Goal of the exercise
In this exercise, return each entry exactly as given.

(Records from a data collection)
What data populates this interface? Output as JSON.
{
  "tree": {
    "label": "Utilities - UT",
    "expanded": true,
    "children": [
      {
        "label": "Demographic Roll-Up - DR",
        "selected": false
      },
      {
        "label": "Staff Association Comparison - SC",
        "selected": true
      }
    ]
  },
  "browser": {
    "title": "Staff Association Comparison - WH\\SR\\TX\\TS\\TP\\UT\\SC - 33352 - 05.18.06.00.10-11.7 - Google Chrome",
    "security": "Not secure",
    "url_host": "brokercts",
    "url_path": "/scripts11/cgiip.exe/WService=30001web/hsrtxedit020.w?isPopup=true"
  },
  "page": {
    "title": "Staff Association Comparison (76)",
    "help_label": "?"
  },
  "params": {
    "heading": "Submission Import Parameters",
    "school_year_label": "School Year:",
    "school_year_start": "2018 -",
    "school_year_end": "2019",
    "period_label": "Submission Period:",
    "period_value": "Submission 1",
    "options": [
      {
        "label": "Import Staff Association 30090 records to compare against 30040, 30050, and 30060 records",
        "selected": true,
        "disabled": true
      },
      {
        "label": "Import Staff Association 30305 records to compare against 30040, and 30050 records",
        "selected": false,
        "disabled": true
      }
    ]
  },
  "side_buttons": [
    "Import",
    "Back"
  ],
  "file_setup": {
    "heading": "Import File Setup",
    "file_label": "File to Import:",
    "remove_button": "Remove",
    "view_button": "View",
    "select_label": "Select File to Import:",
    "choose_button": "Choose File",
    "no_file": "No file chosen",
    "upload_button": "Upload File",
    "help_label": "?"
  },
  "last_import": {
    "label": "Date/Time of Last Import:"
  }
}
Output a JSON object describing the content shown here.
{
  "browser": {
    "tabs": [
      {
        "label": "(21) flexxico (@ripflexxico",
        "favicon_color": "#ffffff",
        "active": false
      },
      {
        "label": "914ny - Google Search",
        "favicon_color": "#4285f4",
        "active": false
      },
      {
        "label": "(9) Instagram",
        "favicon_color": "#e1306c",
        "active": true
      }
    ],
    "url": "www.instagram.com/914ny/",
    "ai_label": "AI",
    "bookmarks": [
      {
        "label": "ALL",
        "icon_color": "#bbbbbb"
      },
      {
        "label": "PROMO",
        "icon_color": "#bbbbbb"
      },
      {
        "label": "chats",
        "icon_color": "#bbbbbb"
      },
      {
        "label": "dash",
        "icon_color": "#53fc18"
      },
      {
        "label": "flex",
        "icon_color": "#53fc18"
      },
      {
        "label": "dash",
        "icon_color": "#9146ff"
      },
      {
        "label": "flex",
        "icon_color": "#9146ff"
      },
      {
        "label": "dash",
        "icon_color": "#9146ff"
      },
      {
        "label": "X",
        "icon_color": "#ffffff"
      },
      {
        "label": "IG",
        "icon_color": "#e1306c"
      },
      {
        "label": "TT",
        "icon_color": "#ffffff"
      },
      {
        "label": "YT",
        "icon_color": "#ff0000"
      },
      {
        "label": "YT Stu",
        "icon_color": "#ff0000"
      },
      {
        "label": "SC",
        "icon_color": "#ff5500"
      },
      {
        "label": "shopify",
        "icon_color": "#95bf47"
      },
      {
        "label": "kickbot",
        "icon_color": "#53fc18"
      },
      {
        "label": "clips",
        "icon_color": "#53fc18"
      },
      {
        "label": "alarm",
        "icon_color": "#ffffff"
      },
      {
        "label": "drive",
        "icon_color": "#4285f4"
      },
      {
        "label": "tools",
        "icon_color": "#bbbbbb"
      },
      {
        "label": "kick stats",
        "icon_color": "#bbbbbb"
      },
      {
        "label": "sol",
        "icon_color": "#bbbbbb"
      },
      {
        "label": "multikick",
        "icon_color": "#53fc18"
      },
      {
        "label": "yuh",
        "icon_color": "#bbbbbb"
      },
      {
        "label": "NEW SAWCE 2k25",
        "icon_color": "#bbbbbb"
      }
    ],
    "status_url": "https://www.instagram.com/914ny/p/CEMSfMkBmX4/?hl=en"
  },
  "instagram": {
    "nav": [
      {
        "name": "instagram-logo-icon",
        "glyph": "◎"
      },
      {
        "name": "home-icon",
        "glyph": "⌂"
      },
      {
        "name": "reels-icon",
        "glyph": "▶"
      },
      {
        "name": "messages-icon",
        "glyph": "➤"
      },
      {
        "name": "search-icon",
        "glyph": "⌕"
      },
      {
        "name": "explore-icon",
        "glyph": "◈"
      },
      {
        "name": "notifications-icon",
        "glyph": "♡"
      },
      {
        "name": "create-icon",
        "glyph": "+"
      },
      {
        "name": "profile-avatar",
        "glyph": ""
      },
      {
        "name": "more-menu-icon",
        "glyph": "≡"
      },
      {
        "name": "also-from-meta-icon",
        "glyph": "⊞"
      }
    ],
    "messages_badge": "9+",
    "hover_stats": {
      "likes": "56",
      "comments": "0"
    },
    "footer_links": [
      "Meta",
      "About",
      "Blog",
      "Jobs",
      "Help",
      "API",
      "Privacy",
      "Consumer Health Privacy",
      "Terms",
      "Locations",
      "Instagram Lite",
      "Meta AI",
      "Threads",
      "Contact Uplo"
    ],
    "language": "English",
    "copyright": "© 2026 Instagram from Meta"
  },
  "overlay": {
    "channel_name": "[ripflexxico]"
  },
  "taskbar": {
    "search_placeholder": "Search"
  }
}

Output for this exercise
What data populates this interface? Output as JSON.
{
  "tree": {
    "label": "Utilities - UT",
    "expanded": true,
    "children": [
      {
        "label": "Demographic Roll-Up - DR",
        "selected": false
      },
      {
        "label": "Staff Association Comparison - SC",
        "selected": true
      }
    ]
  },
  "browser": {
    "title": "Staff Association Comparison - WH\\SR\\TX\\TS\\TP\\UT\\SC - 33352 - 05.18.06.00.10-11.7 - Google Chrome",
    "security": "Not secure",
    "url_host": "brokercts",
    "url_path": "/scripts11/cgiip.exe/WService=30001web/hsrtxedit020.w?isPopup=true"
  },
  "page": {
    "title": "Staff Association Comparison (76)",
    "help_label": "?"
  },
  "params": {
    "heading": "Submission Import Parameters",
    "school_year_label": "School Year:",
    "school_year_start": "2018 -",
    "school_year_end": "2019",
    "period_label": "Submission Period:",
    "period_value": "Submission 1",
    "options": [
      {
        "label": "Import Staff Association 30090 records to compare against 30040, 30050, and 30060 records",
        "selected": true,
        "disabled": true
      },
      {
        "label": "Import Staff Association 30305 records to compare against 30040, and 30050 records",
        "selected": false,
        "disabled": true
      }
    ]
  },
  "side_buttons": [
    "Import",
    "Back"
  ],
  "file_setup": {
    "heading": "Import File Setup",
    "file_label": "File to Import:",
    "remove_button": "Remove",
    "view_button": "View",
    "select_label": "Select File to Import:",
    "choose_button": "Choose File",
    "no_file": "No file chosen",
    "upload_button": "Upload File",
    "help_label": "?"
  },
  "last_import": {
    "label": "Date/Time of Last Import:"
  }
}
Output a JSON object describing the content shown here.
{
  "browser": {
    "tabs": [
      {
        "label": "(21) flexxico (@ripflexxico",
        "favicon_color": "#ffffff",
        "active": false
      },
      {
        "label": "914ny - Google Search",
        "favicon_color": "#4285f4",
        "active": false
      },
      {
        "label": "(9) Instagram",
        "favicon_color": "#e1306c",
        "active": true
      }
    ],
    "url": "www.instagram.com/914ny/",
    "ai_label": "AI",
    "bookmarks": [
      {
        "label": "ALL",
        "icon_color": "#bbbbbb"
      },
      {
        "label": "PROMO",
        "icon_color": "#bbbbbb"
      },
      {
        "label": "chats",
        "icon_color": "#bbbbbb"
      },
      {
        "label": "dash",
        "icon_color": "#53fc18"
      },
      {
        "label": "flex",
        "icon_color": "#53fc18"
      },
      {
        "label": "dash",
        "icon_color": "#9146ff"
      },
      {
        "label": "flex",
        "icon_color": "#9146ff"
      },
      {
        "label": "dash",
        "icon_color": "#9146ff"
      },
      {
        "label": "X",
        "icon_color": "#ffffff"
      },
      {
        "label": "IG",
        "icon_color": "#e1306c"
      },
      {
        "label": "TT",
        "icon_color": "#ffffff"
      },
      {
        "label": "YT",
        "icon_color": "#ff0000"
      },
      {
        "label": "YT Stu",
        "icon_color": "#ff0000"
      },
      {
        "label": "SC",
        "icon_color": "#ff5500"
      },
      {
        "label": "shopify",
        "icon_color": "#95bf47"
      },
      {
        "label": "kickbot",
        "icon_color": "#53fc18"
      },
      {
        "label": "clips",
        "icon_color": "#53fc18"
      },
      {
        "label": "alarm",
        "icon_color": "#ffffff"
      },
      {
        "label": "drive",
        "icon_color": "#4285f4"
      },
      {
        "label": "tools",
        "icon_color": "#bbbbbb"
      },
      {
        "label": "kick stats",
        "icon_color": "#bbbbbb"
      },
      {
        "label": "sol",
        "icon_color": "#bbbbbb"
      },
      {
        "label": "multikick",
        "icon_color": "#53fc18"
      },
      {
        "label": "yuh",
        "icon_color": "#bbbbbb"
      },
      {
        "label": "NEW SAWCE 2k25",
        "icon_color": "#bbbbbb"
      }
    ],
    "status_url": "https://www.instagram.com/914ny/p/CEMSfMkBmX4/?hl=en"
  },
  "instagram": {
    "nav": [
      {
        "name": "instagram-logo-icon",
        "glyph": "◎"
      },
      {
        "name": "home-icon",
        "glyph": "⌂"
      },
      {
        "name": "reels-icon",
        "glyph": "▶"
      },
      {
        "name": "messages-icon",
        "glyph": "➤"
      },
      {
        "name": "search-icon",
        "glyph": "⌕"
      },
      {
        "name": "explore-icon",
        "glyph": "◈"
      },
      {
        "name": "notifications-icon",
        "glyph": "♡"
      },
      {
        "name": "create-icon",
        "glyph": "+"
      },
      {
        "name": "profile-avatar",
        "glyph": ""
      },
      {
        "name": "more-menu-icon",
        "glyph": "≡"
      },
      {
        "name": "also-from-meta-icon",
        "glyph": "⊞"
      }
    ],
    "messages_badge": "9+",
    "hover_stats": {
      "likes": "56",
      "comments": "0"
    },
    "footer_links": [
      "Meta",
      "About",
      "Blog",
      "Jobs",
      "Help",
      "API",
      "Privacy",
      "Consumer Health Privacy",
      "Terms",
      "Locations",
      "Instagram Lite",
      "Meta AI",
      "Threads",
      "Contact Uplo"
    ],
    "language": "English",
    "copyright": "© 2026 Instagram from Meta"
  },
  "overlay": {
    "channel_name": "[ripflexxico]"
  },
  "taskbar": {
    "search_placeholder": "Search"
  }
}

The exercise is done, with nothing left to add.